═══ Extracted data

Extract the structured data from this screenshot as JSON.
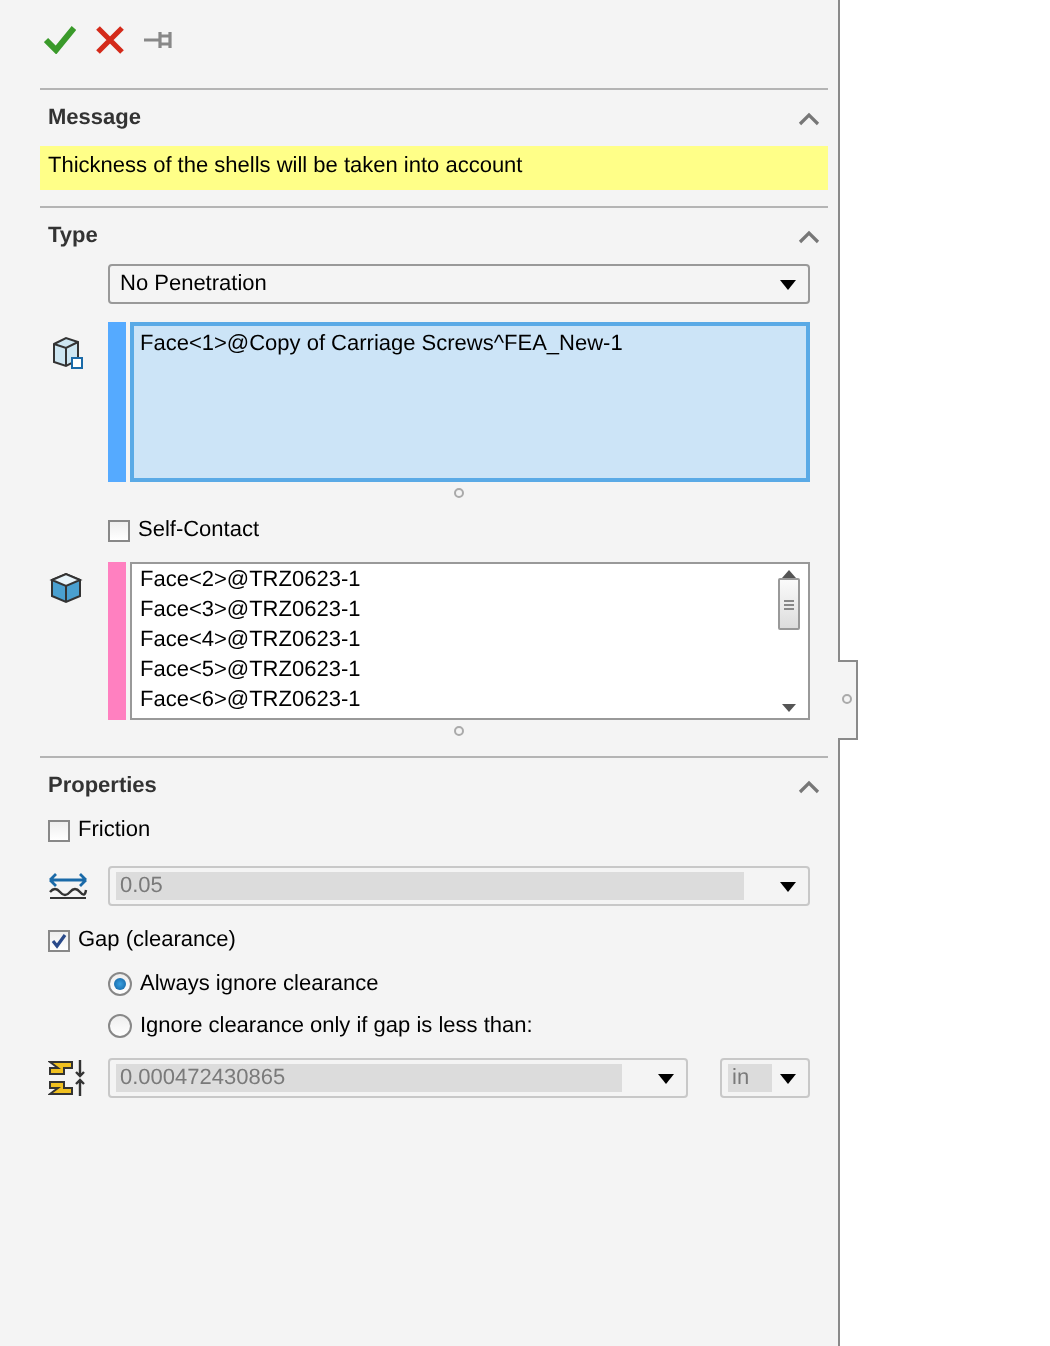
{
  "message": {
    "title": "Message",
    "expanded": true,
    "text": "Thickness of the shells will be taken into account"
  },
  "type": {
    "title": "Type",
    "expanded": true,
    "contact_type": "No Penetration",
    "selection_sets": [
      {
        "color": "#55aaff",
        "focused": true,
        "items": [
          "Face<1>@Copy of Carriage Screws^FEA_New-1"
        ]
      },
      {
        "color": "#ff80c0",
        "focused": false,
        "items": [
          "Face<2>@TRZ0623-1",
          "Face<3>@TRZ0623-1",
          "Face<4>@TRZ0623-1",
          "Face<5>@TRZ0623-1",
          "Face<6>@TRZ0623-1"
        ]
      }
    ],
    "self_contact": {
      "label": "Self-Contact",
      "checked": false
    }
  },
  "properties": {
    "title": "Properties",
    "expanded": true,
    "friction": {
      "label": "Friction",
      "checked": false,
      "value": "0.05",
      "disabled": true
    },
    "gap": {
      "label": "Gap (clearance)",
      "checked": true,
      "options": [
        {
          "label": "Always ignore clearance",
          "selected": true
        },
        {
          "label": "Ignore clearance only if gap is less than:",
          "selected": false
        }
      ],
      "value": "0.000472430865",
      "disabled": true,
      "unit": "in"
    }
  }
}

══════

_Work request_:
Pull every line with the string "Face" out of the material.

_Result of this task_:
          "Face<1>@Copy of Carriage Screws^FEA_New-1"
          "Face<2>@TRZ0623-1",
          "Face<3>@TRZ0623-1",
          "Face<4>@TRZ0623-1",
          "Face<5>@TRZ0623-1",
          "Face<6>@TRZ0623-1"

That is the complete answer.